Once the pictures are set aside, repeat all of the data below exactly.

-----

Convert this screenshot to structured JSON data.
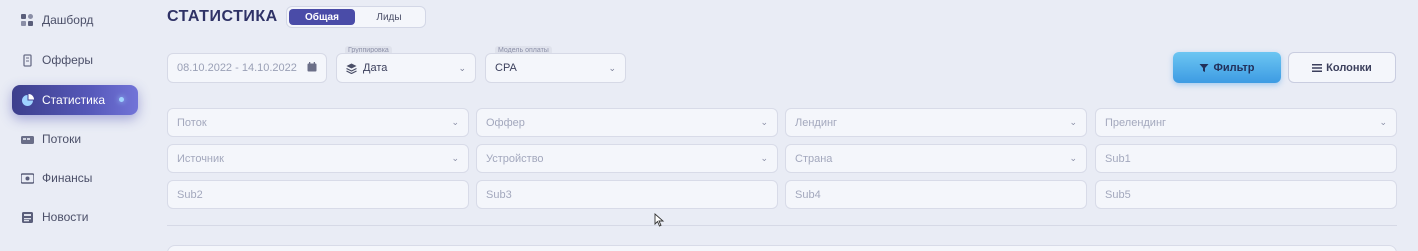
{
  "sidebar": {
    "items": [
      {
        "label": "Дашборд",
        "icon": "dashboard-icon"
      },
      {
        "label": "Офферы",
        "icon": "offers-icon"
      },
      {
        "label": "Статистика",
        "icon": "statistics-icon"
      },
      {
        "label": "Потоки",
        "icon": "streams-icon"
      },
      {
        "label": "Финансы",
        "icon": "finance-icon"
      },
      {
        "label": "Новости",
        "icon": "news-icon"
      }
    ],
    "active_index": 2
  },
  "header": {
    "title": "СТАТИСТИКА",
    "tabs": [
      "Общая",
      "Лиды"
    ],
    "active_tab": 0
  },
  "controls": {
    "date_range": "08.10.2022 - 14.10.2022",
    "grouping_label": "Группировка",
    "grouping_value": "Дата",
    "payment_label": "Модель оплаты",
    "payment_value": "CPA",
    "filter_button": "Фильтр",
    "columns_button": "Колонки"
  },
  "filters": {
    "row1": [
      "Поток",
      "Оффер",
      "Лендинг",
      "Прелендинг"
    ],
    "row2": [
      "Источник",
      "Устройство",
      "Страна",
      "Sub1"
    ],
    "row3": [
      "Sub2",
      "Sub3",
      "Sub4",
      "Sub5"
    ]
  },
  "colors": {
    "accent": "#4a4ca8",
    "filter_button": "#3d9be3",
    "background": "#e9ecf5"
  }
}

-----

# Answer to this problem
Convert this screenshot to structured JSON data.
{
  "sidebar": {
    "items": [
      {
        "label": "Дашборд",
        "icon": "dashboard-icon"
      },
      {
        "label": "Офферы",
        "icon": "offers-icon"
      },
      {
        "label": "Статистика",
        "icon": "statistics-icon"
      },
      {
        "label": "Потоки",
        "icon": "streams-icon"
      },
      {
        "label": "Финансы",
        "icon": "finance-icon"
      },
      {
        "label": "Новости",
        "icon": "news-icon"
      }
    ],
    "active_index": 2
  },
  "header": {
    "title": "СТАТИСТИКА",
    "tabs": [
      "Общая",
      "Лиды"
    ],
    "active_tab": 0
  },
  "controls": {
    "date_range": "08.10.2022 - 14.10.2022",
    "grouping_label": "Группировка",
    "grouping_value": "Дата",
    "payment_label": "Модель оплаты",
    "payment_value": "CPA",
    "filter_button": "Фильтр",
    "columns_button": "Колонки"
  },
  "filters": {
    "row1": [
      "Поток",
      "Оффер",
      "Лендинг",
      "Прелендинг"
    ],
    "row2": [
      "Источник",
      "Устройство",
      "Страна",
      "Sub1"
    ],
    "row3": [
      "Sub2",
      "Sub3",
      "Sub4",
      "Sub5"
    ]
  },
  "colors": {
    "accent": "#4a4ca8",
    "filter_button": "#3d9be3",
    "background": "#e9ecf5"
  }
}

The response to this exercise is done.